Accelerated discovery of metallic glasses through iteration of machine learning and high-throughput experiments
Metallic glasses are amorphous alloys of metals and metalloids. They usually have properties that are very different from crystalline alloys: exceptional mechanical performances (eg. yield strength and wear resistance) and sometimes improved corrosion resistance or high magnetic permeability.
Finding new metallic glasses means finding right combinations of several metals and metalloids, in the right proportions, and using the right experimental procedures. This task is very difficult, even for domain specialists, and requires a tremendous experimental effort. The first reason for this difficulty is that the search space is huge: there are hundreds of possible combinations of metals or metalloids, in any proportions, and there are different experimental procedures than can be used to combine these elements. The second reason is that there is no satisfying physico-chemical theory that is able to predict if a given composition will give a glass or a crystalline material. Thus, scientists rely on their experience, their intuition, some (unsatisfying) physico-chemical theories and a lot of trial-and-error experiments.
In the article "Accelerated discovery of metallic glasses through iteration of machine learning and high-throughput experiments" (Sci. Adv. 2018; 4:eaaq1566), Ren et al. used a combination of high-throughput experimentation and machine learning modelization to greatly accelerate the discovery of new metallic glasses. As presented in the following scheme, machine learning was used to predict if given alloy compositions had high probabilities of giving glasses or not. These machine learning predictions were then used to select metal combinations to be tested experimentally. High throughput experiments were performed to confirm which compositions gave glasses, and the results of these experiments were fed to the machine learning algorithm so that it could continue to learn. This iterative approach allowed to improve over time the predictions of the machine learning program.
The authors limited their study to ternary alloys. They started by gathering 6780 results of metallic glass synthesis attempts that they found in scientific articles from the last 50 years. These literature experiments used 51 different metals and metalloids. This dataset was used to train a first-generation machine learning model using the Random Forest algorithm. If you want to learn the basics of the Random Forest algorithm, we recommend these two didactic (and slightly humoristic) videos on the subject:

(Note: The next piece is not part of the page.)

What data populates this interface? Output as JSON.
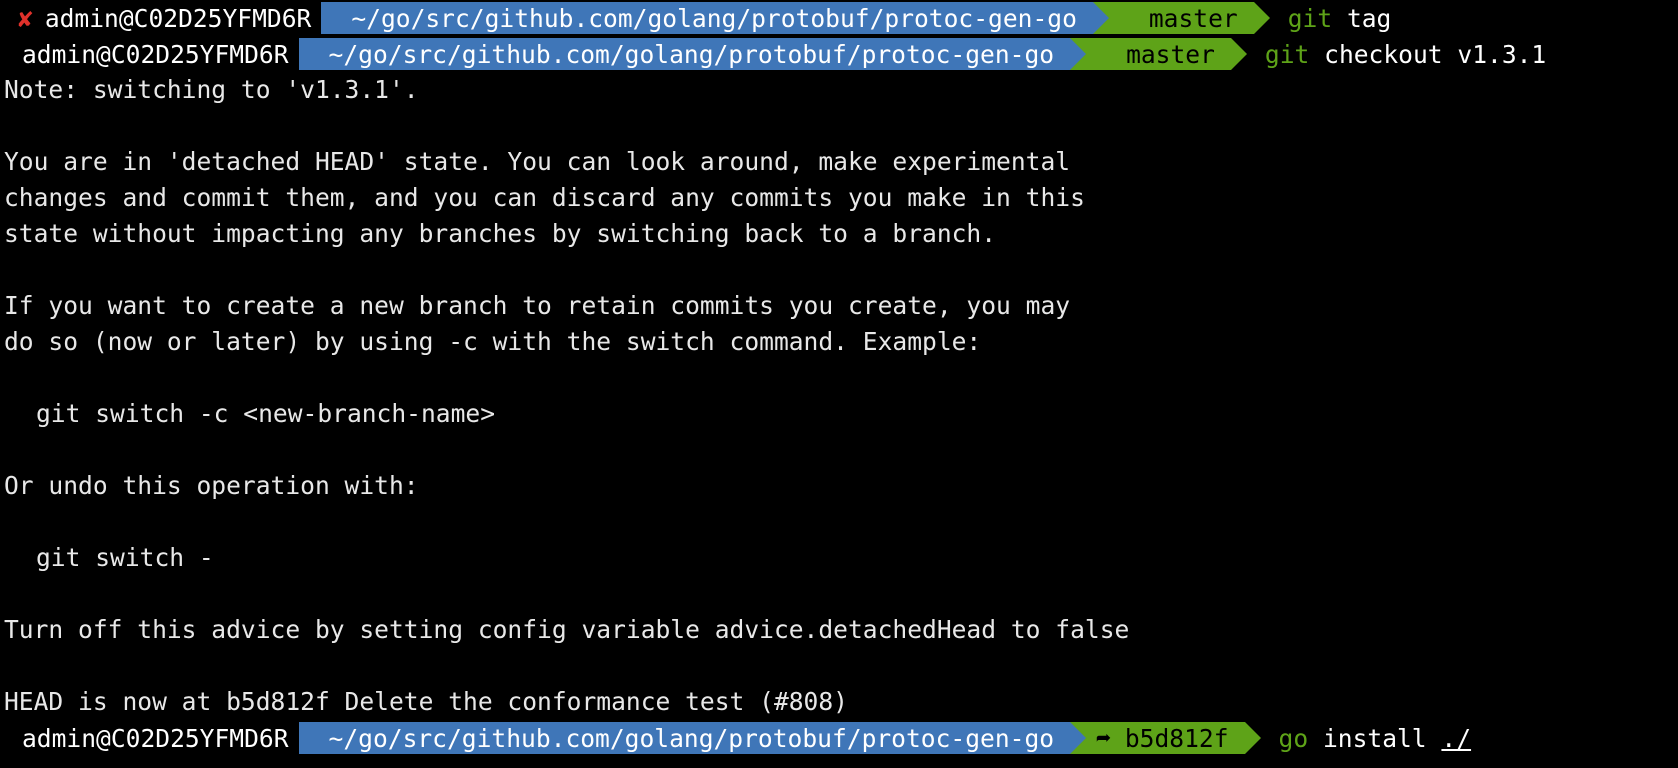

This first-generation model, trained on literature data, was then evaluated with a cross-validation test to determine its ability to make predictions on ternaries that were absent from the training dataset. The reciever operating characteristic (ROC) curve of the model is presented below. Without going into the details of the blue and pink curves, we observe that the curves are significantly far from the orange dashed diagonal, which indicates a rather high classification performance (the closer the curve is to the top left corner, the higher the classification performance).
The following figure shows the ternary which had the highest predicted probability of containing metallic glasses: the Co-V-Zr ternary (blue regions have a high predicted probability of being amorphous).
The authors selected this ternary to perform the first high-throughput experiments. As we can see in the figure below, the experimental results (purple region = glasses) confirmed that this ternary contained a large proportion of compositions that led to glassy materials.
These experimental results were then used to continue the training of the random forest algorithm, which led to a second-generation model. The reciever operating characteristic curves for the first-, second- and third-generation (which was obtained after other experiments) machine learning models are presented below. Between the first- and second-generation model, there is a significant increase in prediction accuracy (the curve gets closer to the top left corner). The authors explain this by the fact that the experimental results contain both positive (glassy materials) and negative (crystalline materials) results, contrary to the literature data, which is biased towards positive examples. This better balance between positive and negative examples helps the machine learning algorithm learn to distinguish between compositions that give amorphous or crystalline materials.
This article is an excellent application of machine learning techniques to a materials discovery problem that is too complex to be solved by the human intuition alone and for which there exists no satisfying physico-chemical theory to make accurate predictions. Even with a relatively small starting dataset (less than 7000 examples), the authors succeded in making initial predictions that were sufficiently accurate to guide high-throughput experimentations, which results were then used to refine the machine learning model to make more accurate predictions. The authors estimated that their new methodology allowed them to discover new metallic glasses 200 times faster than was possible before!